Go through the entries below and count the lines holding the word "REQUIRED". Reply with only the number, please.

[Data records for software interfaces]
--- START ---

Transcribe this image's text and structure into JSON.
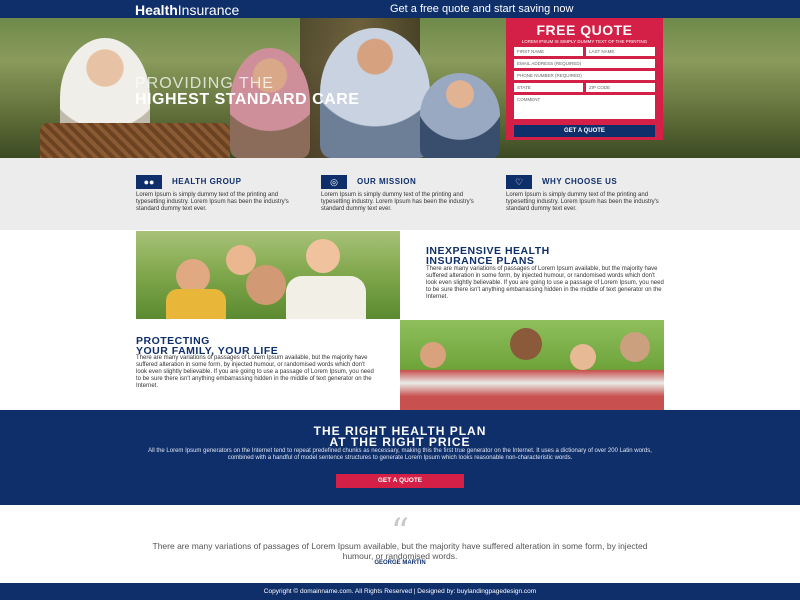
{
  "header": {
    "logo_bold": "Health",
    "logo_rest": "Insurance",
    "tagline": "Get a free quote and start saving now"
  },
  "hero": {
    "title_line1": "PROVIDING THE",
    "title_line2": "HIGHEST STANDARD CARE"
  },
  "quote_form": {
    "title": "FREE QUOTE",
    "subtitle": "LOREM IPSUM IS SIMPLY DUMMY TEXT OF THE PRINTING",
    "first_name": "FIRST NAME",
    "last_name": "LAST NAME",
    "email": "EMAIL ADDRESS (REQUIRED)",
    "phone": "PHONE NUMBER (REQUIRED)",
    "state": "STATE",
    "zip": "ZIP CODE",
    "comment": "COMMENT",
    "button": "GET A QUOTE"
  },
  "features": [
    {
      "icon": "group-icon",
      "title": "HEALTH GROUP",
      "text": "Lorem Ipsum is simply dummy text of the printing and typesetting industry. Lorem Ipsum has been the industry's standard dummy text ever."
    },
    {
      "icon": "mission-icon",
      "title": "OUR MISSION",
      "text": "Lorem Ipsum is simply dummy text of the printing and typesetting industry. Lorem Ipsum has been the industry's standard dummy text ever."
    },
    {
      "icon": "handshake-icon",
      "title": "WHY CHOOSE US",
      "text": "Lorem Ipsum is simply dummy text of the printing and typesetting industry. Lorem Ipsum has been the industry's standard dummy text ever."
    }
  ],
  "plans": {
    "title_line1": "INEXPENSIVE HEALTH",
    "title_line2": "INSURANCE PLANS",
    "text": "There are many variations of passages of Lorem Ipsum available, but the majority have suffered alteration in some form, by injected humour, or randomised words which don't look even slightly believable. If you are going to use a passage of Lorem Ipsum, you need to be sure there isn't anything embarrassing hidden in the middle of text generator on the Internet."
  },
  "protect": {
    "title_line1": "PROTECTING",
    "title_line2": "YOUR FAMILY, YOUR LIFE",
    "text": "There are many variations of passages of Lorem Ipsum available, but the majority have suffered alteration in some form, by injected humour, or randomised words which don't look even slightly believable. If you are going to use a passage of Lorem Ipsum, you need to be sure there isn't anything embarrassing hidden in the middle of text generator on the Internet."
  },
  "cta": {
    "title_line1": "THE RIGHT HEALTH PLAN",
    "title_line2": "AT THE RIGHT PRICE",
    "text": "All the Lorem Ipsum generators on the Internet tend to repeat predefined chunks as necessary, making this the first true generator on the Internet. It uses a dictionary of over 200 Latin words, combined with a handful of model sentence structures to generate Lorem Ipsum which looks reasonable non-characteristic words.",
    "button": "GET A QUOTE"
  },
  "testimonial": {
    "quote_mark": "“",
    "text": "There are many variations of passages of Lorem Ipsum available, but the majority have suffered alteration in some form, by injected humour, or randomised words.",
    "name": "GEORGE MARTIN"
  },
  "footer": {
    "text": "Copyright © domainname.com. All Rights Reserved  |  Designed by: buylandingpagedesign.com"
  },
  "colors": {
    "navy": "#0f2f6b",
    "red": "#d41f46",
    "light_gray": "#ececec"
  }
}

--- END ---

= ANSWER TO THIS EXERCISE =
2